Is It Time To Clean Up Email Subscriptions

June 8, 2018By
Outdoor Computer

Let’s work on that inbox of yours.

Earlier this year I made the decision that my inboxes were too full.

Not that they always had content in them.

I like to stick to Inbox Zero.

Since I’ve had an email starting back in the late ’90s it’s kind of what I’ve always done. Then as I got into the working world in the 2000s I continued the practice.

It’s kind of like my to-do list each day. I take in emails, assess them, schedule things and then archive the emails in case I need them later. Or I delete the ones I don’t really need.

I even have a process where I want to have records of emails, but I don’t really need to see them in my inbox so I’ll setup a filter to archive those messages before they even hit my inbox. I never see them, but they’re there in case I need to search for them.

Anyway, a few months ago i was noticing that I was doing too much work for all of this to keep things tidy and at zero so I made a few changes.

Change #1. Unsubscribe

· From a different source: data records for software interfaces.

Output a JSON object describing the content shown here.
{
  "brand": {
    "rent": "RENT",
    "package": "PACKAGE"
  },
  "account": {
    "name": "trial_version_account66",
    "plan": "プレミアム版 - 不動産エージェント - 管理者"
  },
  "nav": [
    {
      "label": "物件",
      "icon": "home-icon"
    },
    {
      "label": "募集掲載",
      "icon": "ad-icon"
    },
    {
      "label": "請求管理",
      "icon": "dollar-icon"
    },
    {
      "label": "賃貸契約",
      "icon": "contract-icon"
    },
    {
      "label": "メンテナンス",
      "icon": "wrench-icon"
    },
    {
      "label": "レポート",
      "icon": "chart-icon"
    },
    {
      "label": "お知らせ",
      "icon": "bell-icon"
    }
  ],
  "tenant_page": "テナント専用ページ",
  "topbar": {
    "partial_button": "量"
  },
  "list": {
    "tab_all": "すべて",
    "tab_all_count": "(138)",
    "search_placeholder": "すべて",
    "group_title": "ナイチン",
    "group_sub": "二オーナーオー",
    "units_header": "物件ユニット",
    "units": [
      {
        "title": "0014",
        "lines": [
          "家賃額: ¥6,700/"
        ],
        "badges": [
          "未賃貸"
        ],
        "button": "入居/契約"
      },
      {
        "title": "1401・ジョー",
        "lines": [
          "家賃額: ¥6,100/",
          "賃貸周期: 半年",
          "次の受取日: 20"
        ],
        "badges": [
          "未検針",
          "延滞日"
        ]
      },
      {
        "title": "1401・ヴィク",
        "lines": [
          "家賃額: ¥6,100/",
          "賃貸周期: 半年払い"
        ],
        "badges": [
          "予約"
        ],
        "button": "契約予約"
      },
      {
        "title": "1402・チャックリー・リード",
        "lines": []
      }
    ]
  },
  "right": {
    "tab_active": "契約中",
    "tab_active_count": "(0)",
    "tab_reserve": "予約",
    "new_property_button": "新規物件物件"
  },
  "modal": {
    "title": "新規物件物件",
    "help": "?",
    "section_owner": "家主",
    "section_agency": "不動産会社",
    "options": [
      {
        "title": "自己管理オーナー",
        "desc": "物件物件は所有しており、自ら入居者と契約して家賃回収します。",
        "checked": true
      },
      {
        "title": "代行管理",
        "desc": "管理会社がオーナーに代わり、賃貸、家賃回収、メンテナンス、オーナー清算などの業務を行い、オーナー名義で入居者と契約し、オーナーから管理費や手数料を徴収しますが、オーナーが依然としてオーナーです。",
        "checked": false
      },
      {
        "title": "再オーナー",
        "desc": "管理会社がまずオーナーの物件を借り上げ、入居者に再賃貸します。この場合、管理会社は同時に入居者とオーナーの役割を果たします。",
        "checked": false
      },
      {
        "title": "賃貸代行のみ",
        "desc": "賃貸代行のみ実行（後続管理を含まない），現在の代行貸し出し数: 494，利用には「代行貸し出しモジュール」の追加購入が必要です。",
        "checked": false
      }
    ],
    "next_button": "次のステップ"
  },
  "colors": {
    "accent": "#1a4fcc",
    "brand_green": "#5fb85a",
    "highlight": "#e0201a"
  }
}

The first thing I did was unsubscribe from about a dozen regular emails. Some were daily. Others were weekly. Others were just once in awhile.

I went back through my trash and all mail boxes and started looking at the sources. News, information, blogs, etc. I unsubscribed from quite a bit. I realized that I wasn’t really consuming all the content. The emails would come and I’d just delete them and move on.

It’s a little wasted energy, to delete an email, but it adds up over time. And there is something psychologically overwhelming to end the day at zero and start the morning at 20+. Removing a few of those every day goes a long way.

Change #2. Notifications

I also realized that I was getting email notifications. From social media. From business apps and tools. All kinds of things. So I went around and started turning those off.

I don’t need to see all the notifications I get from Twitter or LinkedIn. I login to those sites about once a day or so. I can see the notifications when I login. I don’t need them in my inbox.

And the same goes for project management sites. We use a lot of Google’s G Suite. You can get a lot of notifications. I turn them off for the most part and review them when I login.

It allows for fewer interruptions and less clutter in my inbox.

Change #3. Empowerment

A final item I did was to empower the people around me. As a business owner it’s easy to think that you’re important. It’s easy to think that you need to be making decisions.

And that is certainly the case, but what I’ve learned and am still learning is that you have to empower those around you to make decisions. You have to hire the right people with the same core values and trust that they’re going to make good decisions most of the time.

This kind of spreads around the email responsibility. But you can also share these tips and strategies for inbox zero with your team so you’re not just passing all of your responsibility onto them. You’re doing a little of that so make sure that you’re not overwhelming one person with too much.

If it gets to be too much work with them on the things above and then look to spread around the responsibility even more.

Final Thought

We’re constantly connected to information these days. We can access our email all the time. We have to take responsibility for our time and inboxes and understand that much of the content overload we experience is our own fault. These strategies have worked to help me organize things a little better. Now when I check my inbox I’m very confident that it’s only the highest priority information. That puts my mind at ease.